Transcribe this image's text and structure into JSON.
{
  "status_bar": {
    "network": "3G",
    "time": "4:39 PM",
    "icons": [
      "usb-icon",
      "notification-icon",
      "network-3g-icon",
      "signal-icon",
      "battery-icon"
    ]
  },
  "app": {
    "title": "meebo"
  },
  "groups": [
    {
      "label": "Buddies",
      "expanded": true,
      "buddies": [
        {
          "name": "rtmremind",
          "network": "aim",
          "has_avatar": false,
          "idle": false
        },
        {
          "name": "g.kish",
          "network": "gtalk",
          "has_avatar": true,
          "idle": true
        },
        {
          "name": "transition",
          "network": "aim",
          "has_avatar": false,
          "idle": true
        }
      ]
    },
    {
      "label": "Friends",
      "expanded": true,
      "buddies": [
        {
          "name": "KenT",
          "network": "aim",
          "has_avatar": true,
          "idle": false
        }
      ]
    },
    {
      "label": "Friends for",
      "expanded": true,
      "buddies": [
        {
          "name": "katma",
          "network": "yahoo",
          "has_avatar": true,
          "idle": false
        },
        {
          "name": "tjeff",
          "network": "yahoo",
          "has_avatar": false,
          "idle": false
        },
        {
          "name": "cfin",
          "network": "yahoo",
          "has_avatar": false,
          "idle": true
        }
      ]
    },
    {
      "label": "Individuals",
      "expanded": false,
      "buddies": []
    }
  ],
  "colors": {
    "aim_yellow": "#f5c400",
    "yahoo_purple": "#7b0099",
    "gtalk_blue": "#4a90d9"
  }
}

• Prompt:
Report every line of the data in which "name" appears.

• Response to this exercise:
          "name": "rtmremind",
          "name": "g.kish",
          "name": "transition",
          "name": "KenT",
          "name": "katma",
          "name": "tjeff",
          "name": "cfin",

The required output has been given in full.